## What the exercise asks
What is needed here is every record, retyped without any change.

═══ Exercise input

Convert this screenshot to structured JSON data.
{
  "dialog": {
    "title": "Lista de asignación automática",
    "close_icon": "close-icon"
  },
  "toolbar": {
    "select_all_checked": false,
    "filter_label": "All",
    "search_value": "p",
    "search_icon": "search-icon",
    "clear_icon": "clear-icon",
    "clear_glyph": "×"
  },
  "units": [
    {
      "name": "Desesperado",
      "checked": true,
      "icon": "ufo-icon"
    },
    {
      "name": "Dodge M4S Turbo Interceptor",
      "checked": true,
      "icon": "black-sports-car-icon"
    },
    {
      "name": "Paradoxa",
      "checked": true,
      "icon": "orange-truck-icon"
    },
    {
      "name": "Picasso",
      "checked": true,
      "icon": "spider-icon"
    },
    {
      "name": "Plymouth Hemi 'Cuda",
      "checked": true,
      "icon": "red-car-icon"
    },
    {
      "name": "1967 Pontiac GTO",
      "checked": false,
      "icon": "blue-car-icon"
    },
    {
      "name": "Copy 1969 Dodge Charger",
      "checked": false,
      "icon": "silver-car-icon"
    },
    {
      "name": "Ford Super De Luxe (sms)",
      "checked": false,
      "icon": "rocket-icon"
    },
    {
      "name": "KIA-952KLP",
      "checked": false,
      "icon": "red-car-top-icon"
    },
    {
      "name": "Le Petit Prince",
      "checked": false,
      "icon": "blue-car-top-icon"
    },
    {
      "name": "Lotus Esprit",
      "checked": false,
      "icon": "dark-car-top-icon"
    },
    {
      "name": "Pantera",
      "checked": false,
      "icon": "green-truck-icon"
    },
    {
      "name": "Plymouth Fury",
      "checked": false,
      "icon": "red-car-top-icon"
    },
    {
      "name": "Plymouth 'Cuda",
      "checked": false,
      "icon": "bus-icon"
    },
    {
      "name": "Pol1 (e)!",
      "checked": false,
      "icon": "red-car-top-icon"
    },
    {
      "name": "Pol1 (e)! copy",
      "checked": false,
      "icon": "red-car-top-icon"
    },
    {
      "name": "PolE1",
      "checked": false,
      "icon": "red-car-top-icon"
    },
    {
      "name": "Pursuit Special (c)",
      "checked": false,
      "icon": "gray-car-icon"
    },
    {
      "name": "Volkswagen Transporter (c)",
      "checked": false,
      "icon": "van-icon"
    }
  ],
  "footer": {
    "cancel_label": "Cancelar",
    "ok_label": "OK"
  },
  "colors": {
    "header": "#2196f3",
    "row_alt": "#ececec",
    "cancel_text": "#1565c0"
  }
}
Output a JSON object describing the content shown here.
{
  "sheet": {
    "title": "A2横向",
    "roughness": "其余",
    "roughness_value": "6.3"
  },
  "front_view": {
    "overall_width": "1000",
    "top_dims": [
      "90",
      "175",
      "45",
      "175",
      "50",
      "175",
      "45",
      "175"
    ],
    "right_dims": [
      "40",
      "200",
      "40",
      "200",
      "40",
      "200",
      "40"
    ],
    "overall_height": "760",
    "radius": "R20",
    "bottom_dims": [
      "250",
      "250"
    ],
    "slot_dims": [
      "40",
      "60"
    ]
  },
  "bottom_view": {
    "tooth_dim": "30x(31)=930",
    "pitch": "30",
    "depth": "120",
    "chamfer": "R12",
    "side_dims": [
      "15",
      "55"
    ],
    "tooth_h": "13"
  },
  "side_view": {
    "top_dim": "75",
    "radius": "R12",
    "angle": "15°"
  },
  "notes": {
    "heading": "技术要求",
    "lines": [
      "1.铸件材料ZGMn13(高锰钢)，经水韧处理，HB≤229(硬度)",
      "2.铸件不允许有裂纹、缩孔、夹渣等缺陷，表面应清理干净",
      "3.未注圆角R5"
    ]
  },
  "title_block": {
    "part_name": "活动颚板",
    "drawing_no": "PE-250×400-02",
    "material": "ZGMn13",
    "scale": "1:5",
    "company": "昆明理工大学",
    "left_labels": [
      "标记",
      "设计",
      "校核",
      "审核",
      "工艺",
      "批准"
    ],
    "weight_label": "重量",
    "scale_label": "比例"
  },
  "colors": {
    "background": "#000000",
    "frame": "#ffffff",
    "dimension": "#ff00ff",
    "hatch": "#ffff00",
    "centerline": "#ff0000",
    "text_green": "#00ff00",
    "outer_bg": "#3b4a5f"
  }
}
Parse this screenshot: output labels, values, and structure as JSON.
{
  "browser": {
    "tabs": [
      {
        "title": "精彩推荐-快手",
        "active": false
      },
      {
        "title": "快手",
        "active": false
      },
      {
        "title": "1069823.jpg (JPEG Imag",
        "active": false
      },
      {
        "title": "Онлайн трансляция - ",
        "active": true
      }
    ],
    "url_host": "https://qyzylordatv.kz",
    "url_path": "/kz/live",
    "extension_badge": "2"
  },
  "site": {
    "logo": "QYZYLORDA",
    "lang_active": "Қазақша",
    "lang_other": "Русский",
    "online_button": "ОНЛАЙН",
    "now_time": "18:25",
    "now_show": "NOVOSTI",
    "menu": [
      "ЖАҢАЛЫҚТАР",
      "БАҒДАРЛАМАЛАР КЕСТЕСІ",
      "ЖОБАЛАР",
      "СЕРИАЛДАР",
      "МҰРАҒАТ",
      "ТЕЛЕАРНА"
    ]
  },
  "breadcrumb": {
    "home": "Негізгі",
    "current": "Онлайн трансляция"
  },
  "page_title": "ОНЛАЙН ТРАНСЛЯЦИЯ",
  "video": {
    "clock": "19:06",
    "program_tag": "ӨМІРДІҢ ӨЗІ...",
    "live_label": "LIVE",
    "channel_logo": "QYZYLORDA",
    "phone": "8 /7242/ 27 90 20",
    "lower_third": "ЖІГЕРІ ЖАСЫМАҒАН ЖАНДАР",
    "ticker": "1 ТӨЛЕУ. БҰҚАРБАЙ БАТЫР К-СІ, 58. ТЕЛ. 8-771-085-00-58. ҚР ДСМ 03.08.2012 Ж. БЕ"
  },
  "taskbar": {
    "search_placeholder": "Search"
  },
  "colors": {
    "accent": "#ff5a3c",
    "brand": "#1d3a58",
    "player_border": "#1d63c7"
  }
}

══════

## Exercise result
Convert this screenshot to structured JSON data.
{
  "dialog": {
    "title": "Lista de asignación automática",
    "close_icon": "close-icon"
  },
  "toolbar": {
    "select_all_checked": false,
    "filter_label": "All",
    "search_value": "p",
    "search_icon": "search-icon",
    "clear_icon": "clear-icon",
    "clear_glyph": "×"
  },
  "units": [
    {
      "name": "Desesperado",
      "checked": true,
      "icon": "ufo-icon"
    },
    {
      "name": "Dodge M4S Turbo Interceptor",
      "checked": true,
      "icon": "black-sports-car-icon"
    },
    {
      "name": "Paradoxa",
      "checked": true,
      "icon": "orange-truck-icon"
    },
    {
      "name": "Picasso",
      "checked": true,
      "icon": "spider-icon"
    },
    {
      "name": "Plymouth Hemi 'Cuda",
      "checked": true,
      "icon": "red-car-icon"
    },
    {
      "name": "1967 Pontiac GTO",
      "checked": false,
      "icon": "blue-car-icon"
    },
    {
      "name": "Copy 1969 Dodge Charger",
      "checked": false,
      "icon": "silver-car-icon"
    },
    {
      "name": "Ford Super De Luxe (sms)",
      "checked": false,
      "icon": "rocket-icon"
    },
    {
      "name": "KIA-952KLP",
      "checked": false,
      "icon": "red-car-top-icon"
    },
    {
      "name": "Le Petit Prince",
      "checked": false,
      "icon": "blue-car-top-icon"
    },
    {
      "name": "Lotus Esprit",
      "checked": false,
      "icon": "dark-car-top-icon"
    },
    {
      "name": "Pantera",
      "checked": false,
      "icon": "green-truck-icon"
    },
    {
      "name": "Plymouth Fury",
      "checked": false,
      "icon": "red-car-top-icon"
    },
    {
      "name": "Plymouth 'Cuda",
      "checked": false,
      "icon": "bus-icon"
    },
    {
      "name": "Pol1 (e)!",
      "checked": false,
      "icon": "red-car-top-icon"
    },
    {
      "name": "Pol1 (e)! copy",
      "checked": false,
      "icon": "red-car-top-icon"
    },
    {
      "name": "PolE1",
      "checked": false,
      "icon": "red-car-top-icon"
    },
    {
      "name": "Pursuit Special (c)",
      "checked": false,
      "icon": "gray-car-icon"
    },
    {
      "name": "Volkswagen Transporter (c)",
      "checked": false,
      "icon": "van-icon"
    }
  ],
  "footer": {
    "cancel_label": "Cancelar",
    "ok_label": "OK"
  },
  "colors": {
    "header": "#2196f3",
    "row_alt": "#ececec",
    "cancel_text": "#1565c0"
  }
}
Output a JSON object describing the content shown here.
{
  "sheet": {
    "title": "A2横向",
    "roughness": "其余",
    "roughness_value": "6.3"
  },
  "front_view": {
    "overall_width": "1000",
    "top_dims": [
      "90",
      "175",
      "45",
      "175",
      "50",
      "175",
      "45",
      "175"
    ],
    "right_dims": [
      "40",
      "200",
      "40",
      "200",
      "40",
      "200",
      "40"
    ],
    "overall_height": "760",
    "radius": "R20",
    "bottom_dims": [
      "250",
      "250"
    ],
    "slot_dims": [
      "40",
      "60"
    ]
  },
  "bottom_view": {
    "tooth_dim": "30x(31)=930",
    "pitch": "30",
    "depth": "120",
    "chamfer": "R12",
    "side_dims": [
      "15",
      "55"
    ],
    "tooth_h": "13"
  },
  "side_view": {
    "top_dim": "75",
    "radius": "R12",
    "angle": "15°"
  },
  "notes": {
    "heading": "技术要求",
    "lines": [
      "1.铸件材料ZGMn13(高锰钢)，经水韧处理，HB≤229(硬度)",
      "2.铸件不允许有裂纹、缩孔、夹渣等缺陷，表面应清理干净",
      "3.未注圆角R5"
    ]
  },
  "title_block": {
    "part_name": "活动颚板",
    "drawing_no": "PE-250×400-02",
    "material": "ZGMn13",
    "scale": "1:5",
    "company": "昆明理工大学",
    "left_labels": [
      "标记",
      "设计",
      "校核",
      "审核",
      "工艺",
      "批准"
    ],
    "weight_label": "重量",
    "scale_label": "比例"
  },
  "colors": {
    "background": "#000000",
    "frame": "#ffffff",
    "dimension": "#ff00ff",
    "hatch": "#ffff00",
    "centerline": "#ff0000",
    "text_green": "#00ff00",
    "outer_bg": "#3b4a5f"
  }
}
Parse this screenshot: output labels, values, and structure as JSON.
{
  "browser": {
    "tabs": [
      {
        "title": "精彩推荐-快手",
        "active": false
      },
      {
        "title": "快手",
        "active": false
      },
      {
        "title": "1069823.jpg (JPEG Imag",
        "active": false
      },
      {
        "title": "Онлайн трансляция - ",
        "active": true
      }
    ],
    "url_host": "https://qyzylordatv.kz",
    "url_path": "/kz/live",
    "extension_badge": "2"
  },
  "site": {
    "logo": "QYZYLORDA",
    "lang_active": "Қазақша",
    "lang_other": "Русский",
    "online_button": "ОНЛАЙН",
    "now_time": "18:25",
    "now_show": "NOVOSTI",
    "menu": [
      "ЖАҢАЛЫҚТАР",
      "БАҒДАРЛАМАЛАР КЕСТЕСІ",
      "ЖОБАЛАР",
      "СЕРИАЛДАР",
      "МҰРАҒАТ",
      "ТЕЛЕАРНА"
    ]
  },
  "breadcrumb": {
    "home": "Негізгі",
    "current": "Онлайн трансляция"
  },
  "page_title": "ОНЛАЙН ТРАНСЛЯЦИЯ",
  "video": {
    "clock": "19:06",
    "program_tag": "ӨМІРДІҢ ӨЗІ...",
    "live_label": "LIVE",
    "channel_logo": "QYZYLORDA",
    "phone": "8 /7242/ 27 90 20",
    "lower_third": "ЖІГЕРІ ЖАСЫМАҒАН ЖАНДАР",
    "ticker": "1 ТӨЛЕУ. БҰҚАРБАЙ БАТЫР К-СІ, 58. ТЕЛ. 8-771-085-00-58. ҚР ДСМ 03.08.2012 Ж. БЕ"
  },
  "taskbar": {
    "search_placeholder": "Search"
  },
  "colors": {
    "accent": "#ff5a3c",
    "brand": "#1d3a58",
    "player_border": "#1d63c7"
  }
}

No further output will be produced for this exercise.